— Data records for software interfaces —
((

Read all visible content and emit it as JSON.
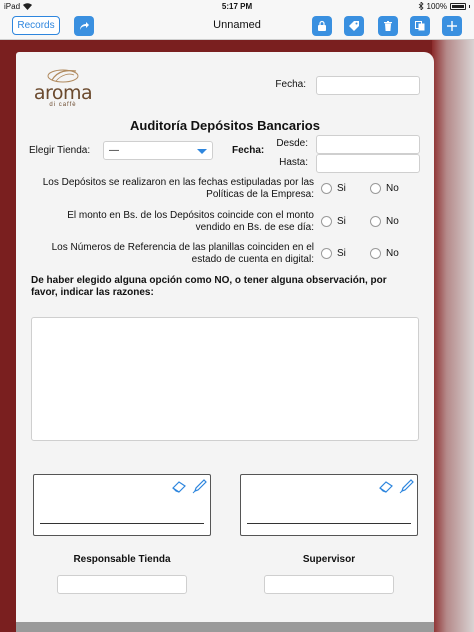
{
  "status_bar": {
    "device": "iPad",
    "time": "5:17 PM",
    "battery": "100%"
  },
  "toolbar": {
    "records_label": "Records",
    "title": "Unnamed"
  },
  "logo": {
    "brand": "aroma",
    "sub": "di caffè"
  },
  "form": {
    "fecha_label": "Fecha:",
    "fecha_value": "",
    "title": "Auditoría Depósitos Bancarios",
    "tienda_label": "Elegir Tienda:",
    "tienda_value": "—",
    "fecha_range_label": "Fecha:",
    "desde_label": "Desde:",
    "hasta_label": "Hasta:",
    "desde_value": "",
    "hasta_value": "",
    "questions": [
      {
        "line1": "Los Depósitos se realizaron en las fechas estipuladas por las",
        "line2": "Políticas de la Empresa:",
        "yes": "Si",
        "no": "No"
      },
      {
        "line1": "El monto en Bs. de los Depósitos coincide con el monto",
        "line2": "vendido en Bs. de ese día:",
        "yes": "Si",
        "no": "No"
      },
      {
        "line1": "Los Números de Referencia de las planillas coinciden en el",
        "line2": "estado de cuenta en digital:",
        "yes": "Si",
        "no": "No"
      }
    ],
    "observation_line1": "De haber elegido alguna opción como NO, o tener alguna observación, por",
    "observation_line2": "favor, indicar las razones:",
    "observation_value": "",
    "signatures": [
      {
        "label": "Responsable Tienda",
        "value": ""
      },
      {
        "label": "Supervisor",
        "value": ""
      }
    ]
  },
  "colors": {
    "accent": "#2e86de",
    "frame": "#7a1f1f",
    "paper": "#f4f4f4"
  }
}
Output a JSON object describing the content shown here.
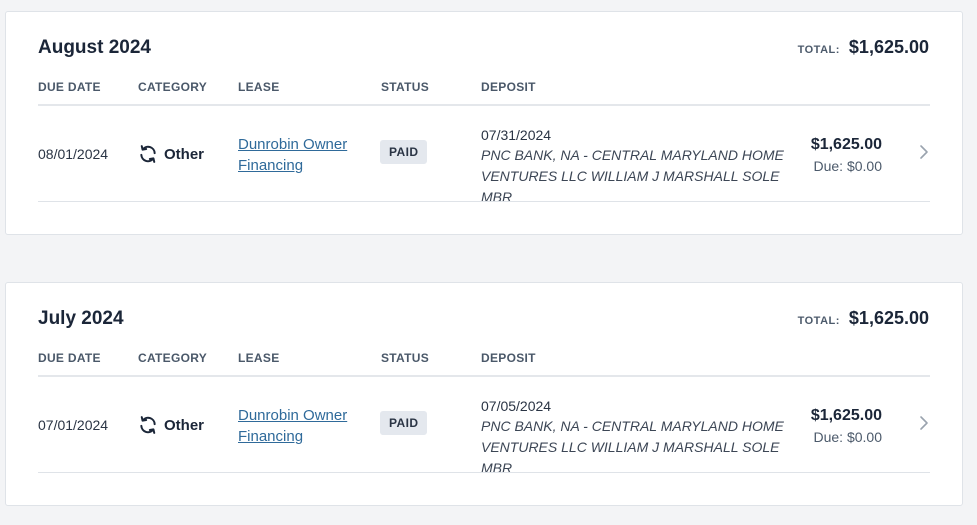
{
  "columns": {
    "due_date": "DUE DATE",
    "category": "CATEGORY",
    "lease": "LEASE",
    "status": "STATUS",
    "deposit": "DEPOSIT"
  },
  "total_label": "TOTAL:",
  "icons": {
    "category": "refresh-icon",
    "row_action": "chevron-right-icon"
  },
  "colors": {
    "link": "#2f6a9a",
    "badge_bg": "#e4e8ee",
    "page_bg": "#f3f4f6"
  },
  "months": [
    {
      "title": "August 2024",
      "total": "$1,625.00",
      "row": {
        "due_date": "08/01/2024",
        "category": "Other",
        "lease_line1": "Dunrobin Owner",
        "lease_line2": "Financing",
        "status": "PAID",
        "deposit_date": "07/31/2024",
        "deposit_line1": "PNC BANK, NA - CENTRAL MARYLAND HOME",
        "deposit_line2": "VENTURES LLC WILLIAM J MARSHALL SOLE MBR",
        "amount": "$1,625.00",
        "amount_due": "Due: $0.00"
      }
    },
    {
      "title": "July 2024",
      "total": "$1,625.00",
      "row": {
        "due_date": "07/01/2024",
        "category": "Other",
        "lease_line1": "Dunrobin Owner",
        "lease_line2": "Financing",
        "status": "PAID",
        "deposit_date": "07/05/2024",
        "deposit_line1": "PNC BANK, NA - CENTRAL MARYLAND HOME",
        "deposit_line2": "VENTURES LLC WILLIAM J MARSHALL SOLE MBR",
        "amount": "$1,625.00",
        "amount_due": "Due: $0.00"
      }
    }
  ]
}
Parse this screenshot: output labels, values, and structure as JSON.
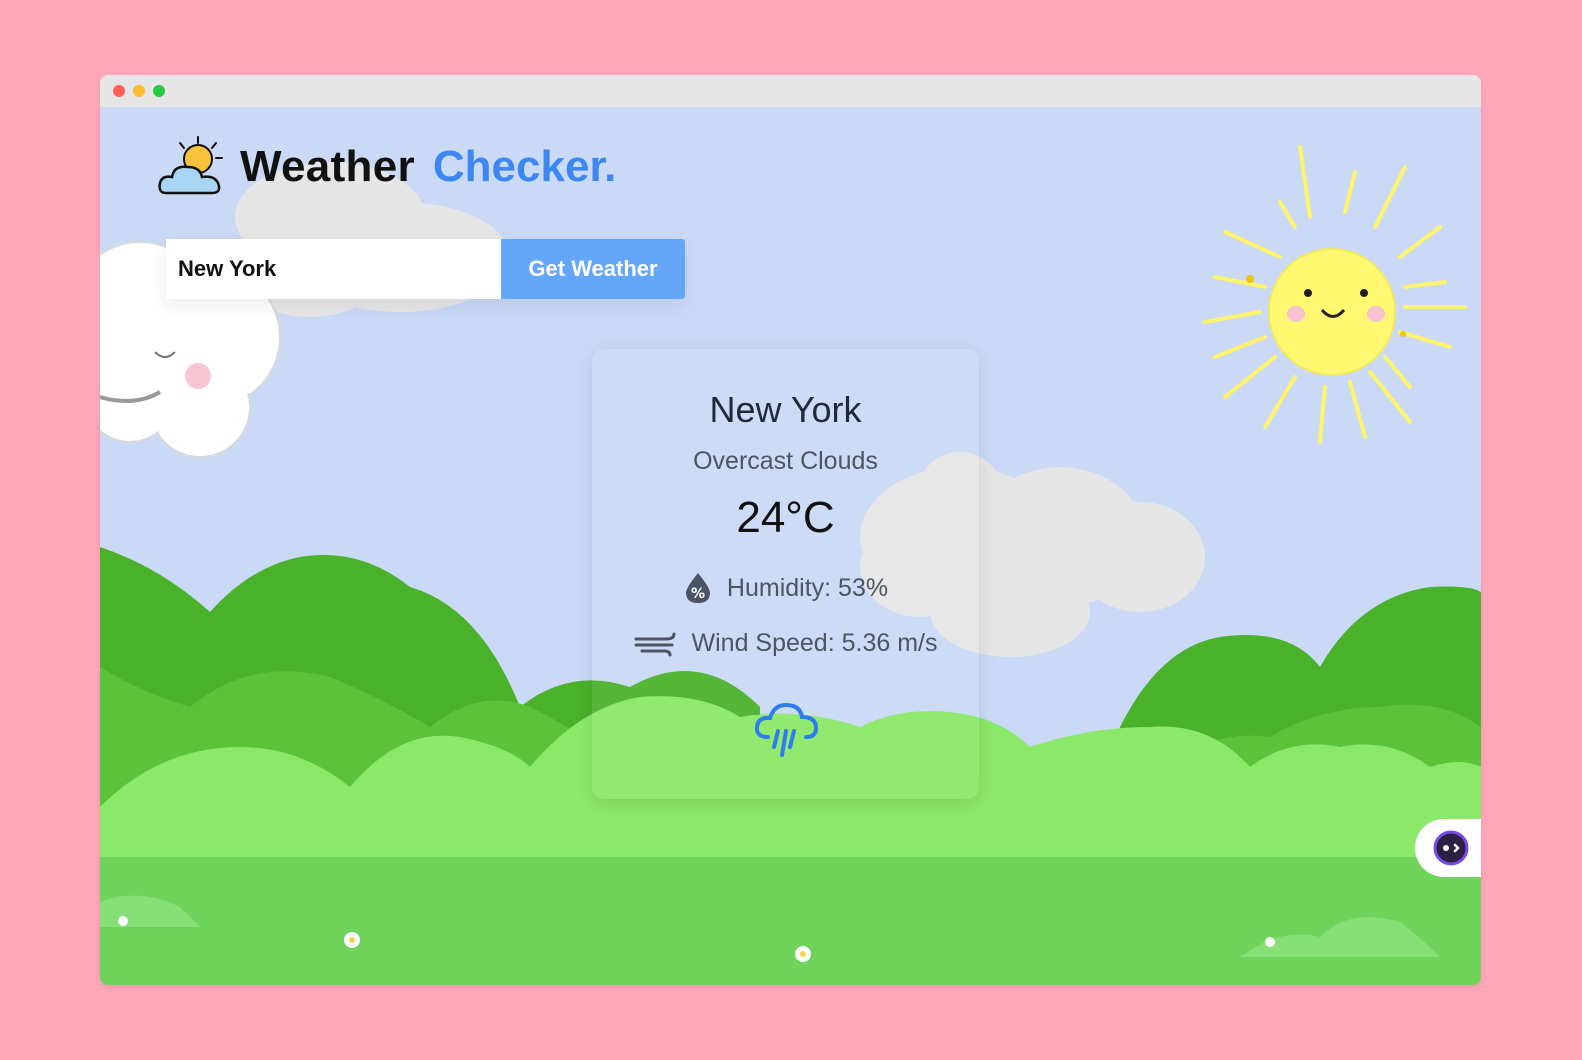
{
  "app": {
    "title_main": "Weather",
    "title_accent": "Checker."
  },
  "search": {
    "value": "New York",
    "button_label": "Get Weather"
  },
  "weather": {
    "city": "New York",
    "description": "Overcast Clouds",
    "temperature": "24°C",
    "humidity": "Humidity: 53%",
    "wind": "Wind Speed: 5.36 m/s",
    "condition_icon": "rain-cloud-icon"
  },
  "colors": {
    "page_background": "#ffa6b8",
    "sky": "#c9d9f6",
    "accent": "#3f87f0",
    "button": "#64a6f7",
    "grass": "#6fd35c"
  }
}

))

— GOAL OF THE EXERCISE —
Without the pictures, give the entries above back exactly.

— RESULT FOR THIS EXERCISE —
Read all visible content and emit it as JSON.
{
  "status_bar": {
    "device": "iPad",
    "time": "5:17 PM",
    "battery": "100%"
  },
  "toolbar": {
    "records_label": "Records",
    "title": "Unnamed"
  },
  "logo": {
    "brand": "aroma",
    "sub": "di caffè"
  },
  "form": {
    "fecha_label": "Fecha:",
    "fecha_value": "",
    "title": "Auditoría Depósitos Bancarios",
    "tienda_label": "Elegir Tienda:",
    "tienda_value": "—",
    "fecha_range_label": "Fecha:",
    "desde_label": "Desde:",
    "hasta_label": "Hasta:",
    "desde_value": "",
    "hasta_value": "",
    "questions": [
      {
        "line1": "Los Depósitos se realizaron en las fechas estipuladas por las",
        "line2": "Políticas de la Empresa:",
        "yes": "Si",
        "no": "No"
      },
      {
        "line1": "El monto en Bs. de los Depósitos coincide con el monto",
        "line2": "vendido en Bs. de ese día:",
        "yes": "Si",
        "no": "No"
      },
      {
        "line1": "Los Números de Referencia de las planillas coinciden en el",
        "line2": "estado de cuenta en digital:",
        "yes": "Si",
        "no": "No"
      }
    ],
    "observation_line1": "De haber elegido alguna opción como NO, o tener alguna observación, por",
    "observation_line2": "favor, indicar las razones:",
    "observation_value": "",
    "signatures": [
      {
        "label": "Responsable Tienda",
        "value": ""
      },
      {
        "label": "Supervisor",
        "value": ""
      }
    ]
  },
  "colors": {
    "accent": "#2e86de",
    "frame": "#7a1f1f",
    "paper": "#f4f4f4"
  }
}
Output a JSON object describing the content shown here.
{
  "columns": {
    "due_date": "DUE DATE",
    "category": "CATEGORY",
    "lease": "LEASE",
    "status": "STATUS",
    "deposit": "DEPOSIT"
  },
  "total_label": "TOTAL:",
  "icons": {
    "category": "refresh-icon",
    "row_action": "chevron-right-icon"
  },
  "colors": {
    "link": "#2f6a9a",
    "badge_bg": "#e4e8ee",
    "page_bg": "#f3f4f6"
  },
  "months": [
    {
      "title": "August 2024",
      "total": "$1,625.00",
      "row": {
        "due_date": "08/01/2024",
        "category": "Other",
        "lease_line1": "Dunrobin Owner",
        "lease_line2": "Financing",
        "status": "PAID",
        "deposit_date": "07/31/2024",
        "deposit_line1": "PNC BANK, NA - CENTRAL MARYLAND HOME",
        "deposit_line2": "VENTURES LLC WILLIAM J MARSHALL SOLE MBR",
        "amount": "$1,625.00",
        "amount_due": "Due: $0.00"
      }
    },
    {
      "title": "July 2024",
      "total": "$1,625.00",
      "row": {
        "due_date": "07/01/2024",
        "category": "Other",
        "lease_line1": "Dunrobin Owner",
        "lease_line2": "Financing",
        "status": "PAID",
        "deposit_date": "07/05/2024",
        "deposit_line1": "PNC BANK, NA - CENTRAL MARYLAND HOME",
        "deposit_line2": "VENTURES LLC WILLIAM J MARSHALL SOLE MBR",
        "amount": "$1,625.00",
        "amount_due": "Due: $0.00"
      }
    }
  ]
}
Parse this screenshot: output labels, values, and structure as JSON.
{
  "app": {
    "title_main": "Weather",
    "title_accent": "Checker."
  },
  "search": {
    "value": "New York",
    "button_label": "Get Weather"
  },
  "weather": {
    "city": "New York",
    "description": "Overcast Clouds",
    "temperature": "24°C",
    "humidity": "Humidity: 53%",
    "wind": "Wind Speed: 5.36 m/s",
    "condition_icon": "rain-cloud-icon"
  },
  "colors": {
    "page_background": "#ffa6b8",
    "sky": "#c9d9f6",
    "accent": "#3f87f0",
    "button": "#64a6f7",
    "grass": "#6fd35c"
  }
}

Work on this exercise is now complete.